> REQUIRED WORK
Give exactly the lines from the one that contains "Transcribe this image's" through the end of the entries below, both included; the pictures stay out.

(Items from an interface collection)

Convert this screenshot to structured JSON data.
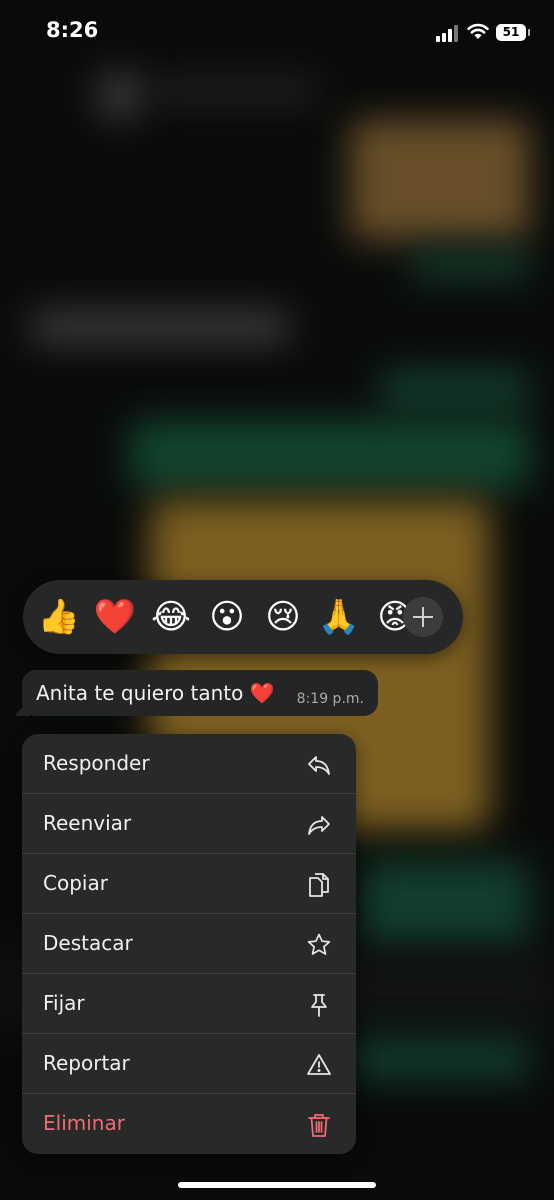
{
  "status_bar": {
    "time": "8:26",
    "battery": "51"
  },
  "reactions": {
    "emojis": [
      "👍",
      "❤️",
      "😂",
      "😮",
      "😢",
      "🙏",
      "😡"
    ],
    "more_icon": "plus-icon"
  },
  "message": {
    "text": "Anita te quiero tanto ❤️",
    "time": "8:19 p.m."
  },
  "menu": {
    "items": [
      {
        "label": "Responder",
        "icon": "reply-icon"
      },
      {
        "label": "Reenviar",
        "icon": "forward-icon"
      },
      {
        "label": "Copiar",
        "icon": "copy-icon"
      },
      {
        "label": "Destacar",
        "icon": "star-icon"
      },
      {
        "label": "Fijar",
        "icon": "pin-icon"
      },
      {
        "label": "Reportar",
        "icon": "warning-icon"
      },
      {
        "label": "Eliminar",
        "icon": "trash-icon"
      }
    ],
    "danger_color": "#ef6b73"
  }
}
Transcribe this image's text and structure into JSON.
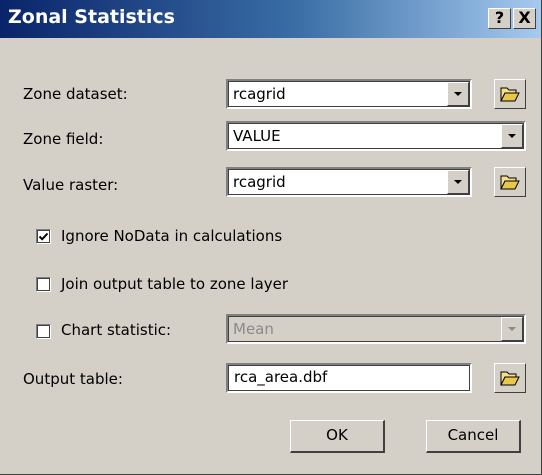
{
  "window": {
    "title": "Zonal Statistics",
    "help_label": "?",
    "close_label": "X"
  },
  "fields": {
    "zone_dataset": {
      "label": "Zone dataset:",
      "value": "rcagrid"
    },
    "zone_field": {
      "label": "Zone field:",
      "value": "VALUE"
    },
    "value_raster": {
      "label": "Value raster:",
      "value": "rcagrid"
    },
    "ignore_nodata": {
      "label": "Ignore NoData in calculations",
      "checked": true
    },
    "join_output": {
      "label": "Join output table to zone layer",
      "checked": false
    },
    "chart_statistic": {
      "label": "Chart statistic:",
      "checked": false,
      "value": "Mean",
      "enabled": false
    },
    "output_table": {
      "label": "Output table:",
      "value": "rca_area.dbf"
    }
  },
  "buttons": {
    "ok": "OK",
    "cancel": "Cancel"
  },
  "icons": {
    "browse": "open-folder-icon",
    "dropdown": "chevron-down-icon",
    "check": "check-icon"
  }
}
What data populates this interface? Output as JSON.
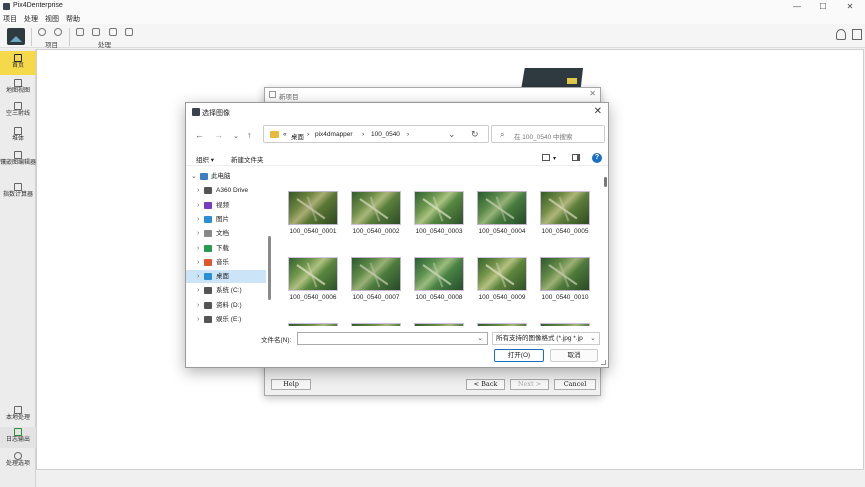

> ANSWER BOX
Transcribe this image's text and structure into JSON.
{
  "window": {
    "title": "Zonal Statistics",
    "help_label": "?",
    "close_label": "X"
  },
  "fields": {
    "zone_dataset": {
      "label": "Zone dataset:",
      "value": "rcagrid"
    },
    "zone_field": {
      "label": "Zone field:",
      "value": "VALUE"
    },
    "value_raster": {
      "label": "Value raster:",
      "value": "rcagrid"
    },
    "ignore_nodata": {
      "label": "Ignore NoData in calculations",
      "checked": true
    },
    "join_output": {
      "label": "Join output table to zone layer",
      "checked": false
    },
    "chart_statistic": {
      "label": "Chart statistic:",
      "checked": false,
      "value": "Mean",
      "enabled": false
    },
    "output_table": {
      "label": "Output table:",
      "value": "rca_area.dbf"
    }
  },
  "buttons": {
    "ok": "OK",
    "cancel": "Cancel"
  },
  "icons": {
    "browse": "open-folder-icon",
    "dropdown": "chevron-down-icon",
    "check": "check-icon"
  }
}
What data populates this interface? Output as JSON.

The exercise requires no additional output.